Electronic statements can be provided as files to emails or, as a precaution for safety, as a reminder that a new statement can be found on the financial institution’s website. While such statements are provided as attachments or via the website, they are typically created in PDF format to limit the recipient’s ability to digitally alter the statement.
Due to identity theft concerns, a digital statement may not be viewed as a risky alternative to physical theft because it does not contain physical personal information and does not necessitate additional disposal safety measures such as shredding. However, a gadget statement can be obtained more easily than a physical one due to computer fraud, data eavesdropping, and/or storage media theft.
Benefits of a Bank Statement
Bank statements are crucial records because they detail how much money is made and spent.
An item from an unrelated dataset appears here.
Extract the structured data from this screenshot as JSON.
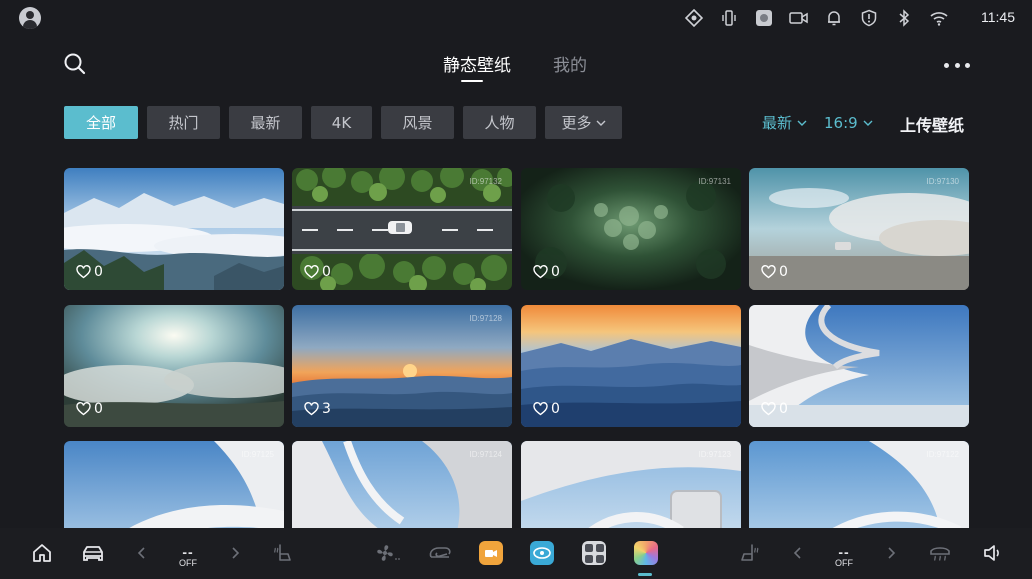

There are some advantages :
Bank statements can assist in tracking progress towards savings goals. Account holders can discover how much they save on a monthly or yearly basis by reviewing deposits and withdrawals. This data can help you make future financial choices, such as whether to raise your savings contributions.
Filing for Tax Returns
When submitting tax returns, statements from banks can be used as proof of income. To properly file taxes, the IRS requires individuals to keep precise records of their income and expenses. The majority of individuals get a W-2 form from their company, which displays the entire amount of money earned during the year. Individuals who are independent or have other sources of income, on the other hand, will need to present additional documents, such as bank statements, to demonstrate how much money was made.
Applying for Loans
When asking for a loan, the lender may request bank statements as part of the financing request process. This is due to the fact that bank statements might reveal information about a person’s financial background and capacity to repay a loan.
Detecting Fraudulent Transactions
Bank statements can also be utilised to identify suspicious transactions. Any unauthorised activity in the financial institution’s account can be detected promptly by monitoring bank statements on an ongoing basis. If any are discovered, the account’s holder should call their bank right away.
Determining Earned Interest
Bank statements can be used to determine the amount of interest earned on a deposit account. Customers with accounts can use this data to compare interest rates amongst banks and ensure they are receiving the best possible return on their investment. They may also use this data to decide whether to switch savings accounts or invest in more profitable items.
Monitoring Account Balance
Bank statements keep account holders informed of their present balance. This data can help you prevent overdraft penalties by keeping track of your account balance and ensuring you have enough funds to pay any transactions.
Checking For Any Errors or Discrepancies
Although banks normally have a robust system in place to monitor and record transactions, errors do occur on occasion. That is why it is critical for those with accounts to thoroughly study their statements and report any inaccuracies or anomalies to their bank.